A legend to some, a historical figure to others, Pope Joan is thought have been the first and only female to have ever ruled the Catholic Church. She did so by disguising herself as a man. She headed the church for a couple of years during the Middle Ages, before giving birth and dying shortly afterwards. Today, most historians dismiss Joan as a fictional character. But for many, it is still an intriguing part of an institution steeped in patriarchy.  

Close-up of a 19th Century statue by Giuseppe De Fabris, showing Saint Peter the Apostle holding a gold key (symbolising the key to heaven).  The statue is located in St Peter's Square in the Vatican City, Rome.
A Giuseppe de Fabris sculpture showing Saint Peter the apostle in St Peter’s Square. Getty

Vatican Athletics

In January, 60 Holy See runners – ­including Swiss Guards, priests, nuns and pharmacists – became the first accredited members of the Vatican Athletics, with the aim of competing in the Olympics. The Church has a long-standing ­tradition of promoting sports as an instrument of peace and solidarity. In 1972, they founded the Vatican City ­national football team. Their first match, in 1985, was against a representative of Austrian journalists. The Vatican won 3-0.

The shortest railway in the world

The Vatican City isn’t just the smallest state in the world, it also houses the shortest national railway system in the world. The main tracks of the Ferrovia Vaticana, or Vatican Railway, are just 300 metres long and were built under the reign of Pope Pius XI.

The construction of the tracks and station followed the signing of the Lateran Treaty in 1929, in which the Italian government recognised the Vatican as an independent state.

The station opened in 1934 and ­connects the Vatican to San ­Pietro station, just outside the Vatican walls. Thanks to an initiative by Pope ­Francis, ­tourists can now buy tickets for the train.

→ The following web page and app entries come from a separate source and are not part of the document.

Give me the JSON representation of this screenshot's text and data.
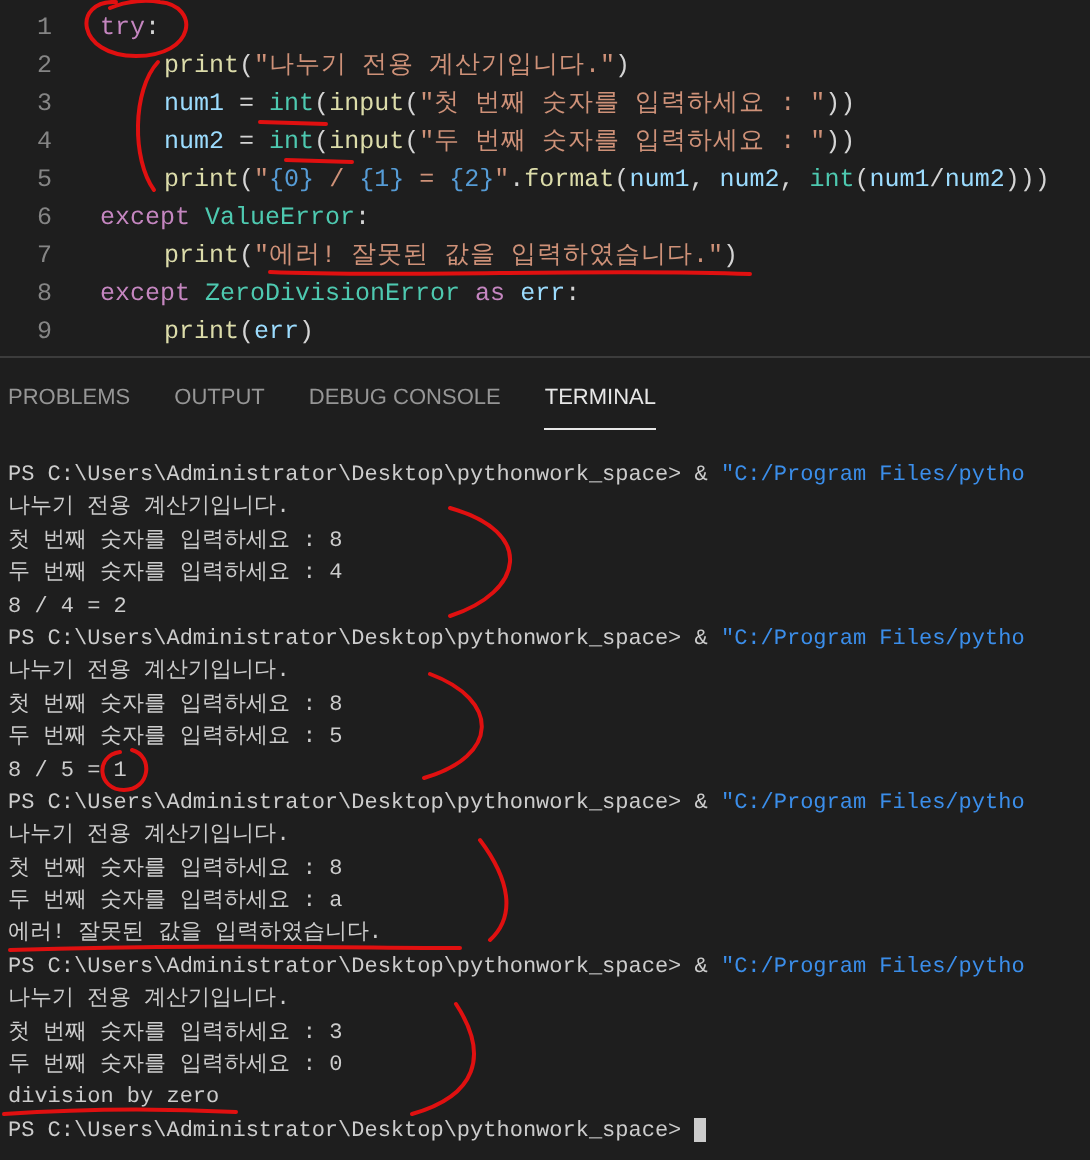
{
  "editor": {
    "lines": [
      {
        "number": "1",
        "tokens": [
          {
            "text": "try",
            "kind": "keyword"
          },
          {
            "text": ":",
            "kind": "plain"
          }
        ],
        "children": [
          {
            "number": "2",
            "tokens": [
              {
                "text": "print",
                "kind": "function"
              },
              {
                "text": "(",
                "kind": "plain"
              },
              {
                "text": "\"나누기 전용 계산기입니다.\"",
                "kind": "string"
              },
              {
                "text": ")",
                "kind": "plain"
              }
            ]
          },
          {
            "number": "3",
            "tokens": [
              {
                "text": "num1",
                "kind": "variable"
              },
              {
                "text": " = ",
                "kind": "plain"
              },
              {
                "text": "int",
                "kind": "builtin"
              },
              {
                "text": "(",
                "kind": "plain"
              },
              {
                "text": "input",
                "kind": "function"
              },
              {
                "text": "(",
                "kind": "plain"
              },
              {
                "text": "\"첫 번째 숫자를 입력하세요 : \"",
                "kind": "string"
              },
              {
                "text": "))",
                "kind": "plain"
              }
            ]
          },
          {
            "number": "4",
            "tokens": [
              {
                "text": "num2",
                "kind": "variable"
              },
              {
                "text": " = ",
                "kind": "plain"
              },
              {
                "text": "int",
                "kind": "builtin"
              },
              {
                "text": "(",
                "kind": "plain"
              },
              {
                "text": "input",
                "kind": "function"
              },
              {
                "text": "(",
                "kind": "plain"
              },
              {
                "text": "\"두 번째 숫자를 입력하세요 : \"",
                "kind": "string"
              },
              {
                "text": "))",
                "kind": "plain"
              }
            ]
          },
          {
            "number": "5",
            "tokens": [
              {
                "text": "print",
                "kind": "function"
              },
              {
                "text": "(",
                "kind": "plain"
              },
              {
                "text": "\"",
                "kind": "string"
              },
              {
                "text": "{0}",
                "kind": "placeholder"
              },
              {
                "text": " / ",
                "kind": "string"
              },
              {
                "text": "{1}",
                "kind": "placeholder"
              },
              {
                "text": " = ",
                "kind": "string"
              },
              {
                "text": "{2}",
                "kind": "placeholder"
              },
              {
                "text": "\"",
                "kind": "string"
              },
              {
                "text": ".",
                "kind": "plain"
              },
              {
                "text": "format",
                "kind": "function"
              },
              {
                "text": "(",
                "kind": "plain"
              },
              {
                "text": "num1",
                "kind": "variable"
              },
              {
                "text": ", ",
                "kind": "plain"
              },
              {
                "text": "num2",
                "kind": "variable"
              },
              {
                "text": ", ",
                "kind": "plain"
              },
              {
                "text": "int",
                "kind": "builtin"
              },
              {
                "text": "(",
                "kind": "plain"
              },
              {
                "text": "num1",
                "kind": "variable"
              },
              {
                "text": "/",
                "kind": "plain"
              },
              {
                "text": "num2",
                "kind": "variable"
              },
              {
                "text": ")))",
                "kind": "plain"
              }
            ]
          }
        ]
      },
      {
        "number": "6",
        "tokens": [
          {
            "text": "except ",
            "kind": "keyword"
          },
          {
            "text": "ValueError",
            "kind": "builtin"
          },
          {
            "text": ":",
            "kind": "plain"
          }
        ],
        "children": [
          {
            "number": "7",
            "tokens": [
              {
                "text": "print",
                "kind": "function"
              },
              {
                "text": "(",
                "kind": "plain"
              },
              {
                "text": "\"에러! 잘못된 값을 입력하였습니다.\"",
                "kind": "string"
              },
              {
                "text": ")",
                "kind": "plain"
              }
            ]
          }
        ]
      },
      {
        "number": "8",
        "tokens": [
          {
            "text": "except ",
            "kind": "keyword"
          },
          {
            "text": "ZeroDivisionError ",
            "kind": "builtin"
          },
          {
            "text": "as ",
            "kind": "keyword"
          },
          {
            "text": "err",
            "kind": "variable"
          },
          {
            "text": ":",
            "kind": "plain"
          }
        ],
        "children": [
          {
            "number": "9",
            "tokens": [
              {
                "text": "print",
                "kind": "function"
              },
              {
                "text": "(",
                "kind": "plain"
              },
              {
                "text": "err",
                "kind": "variable"
              },
              {
                "text": ")",
                "kind": "plain"
              }
            ]
          }
        ]
      }
    ]
  },
  "panel": {
    "tabs": [
      {
        "label": "PROBLEMS",
        "selected": false
      },
      {
        "label": "OUTPUT",
        "selected": false
      },
      {
        "label": "DEBUG CONSOLE",
        "selected": false
      },
      {
        "label": "TERMINAL",
        "selected": true
      }
    ]
  },
  "terminal": {
    "lines": [
      {
        "kind": "command",
        "prompt": "PS C:\\Users\\Administrator\\Desktop\\pythonwork_space> & ",
        "command": "\"C:/Program Files/pytho"
      },
      {
        "kind": "output",
        "text": "나누기 전용 계산기입니다."
      },
      {
        "kind": "output",
        "text": "첫 번째 숫자를 입력하세요 : 8"
      },
      {
        "kind": "output",
        "text": "두 번째 숫자를 입력하세요 : 4"
      },
      {
        "kind": "output",
        "text": "8 / 4 = 2"
      },
      {
        "kind": "command",
        "prompt": "PS C:\\Users\\Administrator\\Desktop\\pythonwork_space> & ",
        "command": "\"C:/Program Files/pytho"
      },
      {
        "kind": "output",
        "text": "나누기 전용 계산기입니다."
      },
      {
        "kind": "output",
        "text": "첫 번째 숫자를 입력하세요 : 8"
      },
      {
        "kind": "output",
        "text": "두 번째 숫자를 입력하세요 : 5"
      },
      {
        "kind": "output",
        "text": "8 / 5 = 1"
      },
      {
        "kind": "command",
        "prompt": "PS C:\\Users\\Administrator\\Desktop\\pythonwork_space> & ",
        "command": "\"C:/Program Files/pytho"
      },
      {
        "kind": "output",
        "text": "나누기 전용 계산기입니다."
      },
      {
        "kind": "output",
        "text": "첫 번째 숫자를 입력하세요 : 8"
      },
      {
        "kind": "output",
        "text": "두 번째 숫자를 입력하세요 : a"
      },
      {
        "kind": "output",
        "text": "에러! 잘못된 값을 입력하였습니다."
      },
      {
        "kind": "command",
        "prompt": "PS C:\\Users\\Administrator\\Desktop\\pythonwork_space> & ",
        "command": "\"C:/Program Files/pytho"
      },
      {
        "kind": "output",
        "text": "나누기 전용 계산기입니다."
      },
      {
        "kind": "output",
        "text": "첫 번째 숫자를 입력하세요 : 3"
      },
      {
        "kind": "output",
        "text": "두 번째 숫자를 입력하세요 : 0"
      },
      {
        "kind": "output",
        "text": "division by zero"
      },
      {
        "kind": "prompt",
        "prompt": "PS C:\\Users\\Administrator\\Desktop\\pythonwork_space> "
      }
    ]
  }
}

Something to write home about

The Vatican post office is ranked among the world’s best. Founded in 1929, more letters are sent each year from its postcode than anywhere else. In fact, many Italians are said to make the trip to Vatican City just to use the service.